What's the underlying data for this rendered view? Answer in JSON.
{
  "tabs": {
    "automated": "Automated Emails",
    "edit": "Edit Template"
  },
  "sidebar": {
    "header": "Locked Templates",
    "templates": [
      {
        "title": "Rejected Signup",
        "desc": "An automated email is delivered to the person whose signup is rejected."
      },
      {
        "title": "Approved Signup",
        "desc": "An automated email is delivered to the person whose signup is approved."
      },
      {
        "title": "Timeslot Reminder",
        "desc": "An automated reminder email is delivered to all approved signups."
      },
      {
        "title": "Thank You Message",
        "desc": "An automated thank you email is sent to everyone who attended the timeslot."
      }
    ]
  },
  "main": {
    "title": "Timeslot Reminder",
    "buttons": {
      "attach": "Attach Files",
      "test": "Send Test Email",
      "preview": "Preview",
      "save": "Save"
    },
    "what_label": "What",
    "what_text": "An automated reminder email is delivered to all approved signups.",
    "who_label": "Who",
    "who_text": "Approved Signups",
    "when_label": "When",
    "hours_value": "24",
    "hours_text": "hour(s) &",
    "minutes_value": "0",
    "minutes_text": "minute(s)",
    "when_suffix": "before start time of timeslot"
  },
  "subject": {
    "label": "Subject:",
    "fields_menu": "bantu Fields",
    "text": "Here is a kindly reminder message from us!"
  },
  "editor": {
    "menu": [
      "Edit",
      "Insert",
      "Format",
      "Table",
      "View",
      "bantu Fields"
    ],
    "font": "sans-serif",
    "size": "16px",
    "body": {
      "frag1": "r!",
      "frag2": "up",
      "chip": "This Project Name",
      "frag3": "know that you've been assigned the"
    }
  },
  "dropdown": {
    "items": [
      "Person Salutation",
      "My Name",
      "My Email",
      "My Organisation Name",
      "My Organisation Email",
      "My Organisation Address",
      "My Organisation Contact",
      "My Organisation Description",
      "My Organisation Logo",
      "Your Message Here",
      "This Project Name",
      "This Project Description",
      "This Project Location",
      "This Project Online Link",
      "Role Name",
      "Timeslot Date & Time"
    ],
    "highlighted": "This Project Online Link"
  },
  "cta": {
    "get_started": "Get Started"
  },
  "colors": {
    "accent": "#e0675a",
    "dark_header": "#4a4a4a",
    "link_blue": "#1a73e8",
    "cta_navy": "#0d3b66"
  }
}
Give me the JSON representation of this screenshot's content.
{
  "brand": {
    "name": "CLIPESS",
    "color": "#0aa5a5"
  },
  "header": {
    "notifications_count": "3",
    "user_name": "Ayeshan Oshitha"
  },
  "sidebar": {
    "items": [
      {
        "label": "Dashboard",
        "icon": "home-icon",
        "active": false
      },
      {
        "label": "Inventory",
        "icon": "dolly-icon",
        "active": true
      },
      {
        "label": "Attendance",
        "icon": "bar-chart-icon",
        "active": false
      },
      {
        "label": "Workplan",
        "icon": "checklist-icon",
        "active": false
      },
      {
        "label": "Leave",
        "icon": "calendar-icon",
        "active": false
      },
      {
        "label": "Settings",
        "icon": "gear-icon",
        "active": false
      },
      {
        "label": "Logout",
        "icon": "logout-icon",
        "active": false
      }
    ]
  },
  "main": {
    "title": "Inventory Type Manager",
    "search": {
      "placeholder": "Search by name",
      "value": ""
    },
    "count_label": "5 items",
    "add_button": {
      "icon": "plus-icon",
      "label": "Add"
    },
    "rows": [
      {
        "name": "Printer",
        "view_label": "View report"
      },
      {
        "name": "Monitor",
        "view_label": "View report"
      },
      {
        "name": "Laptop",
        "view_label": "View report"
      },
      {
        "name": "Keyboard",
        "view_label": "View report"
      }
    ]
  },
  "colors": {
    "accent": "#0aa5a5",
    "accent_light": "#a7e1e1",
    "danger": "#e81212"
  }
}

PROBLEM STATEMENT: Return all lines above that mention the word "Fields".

WORKED SOLUTION:
    "fields_menu": "bantu Fields",
      "bantu Fields"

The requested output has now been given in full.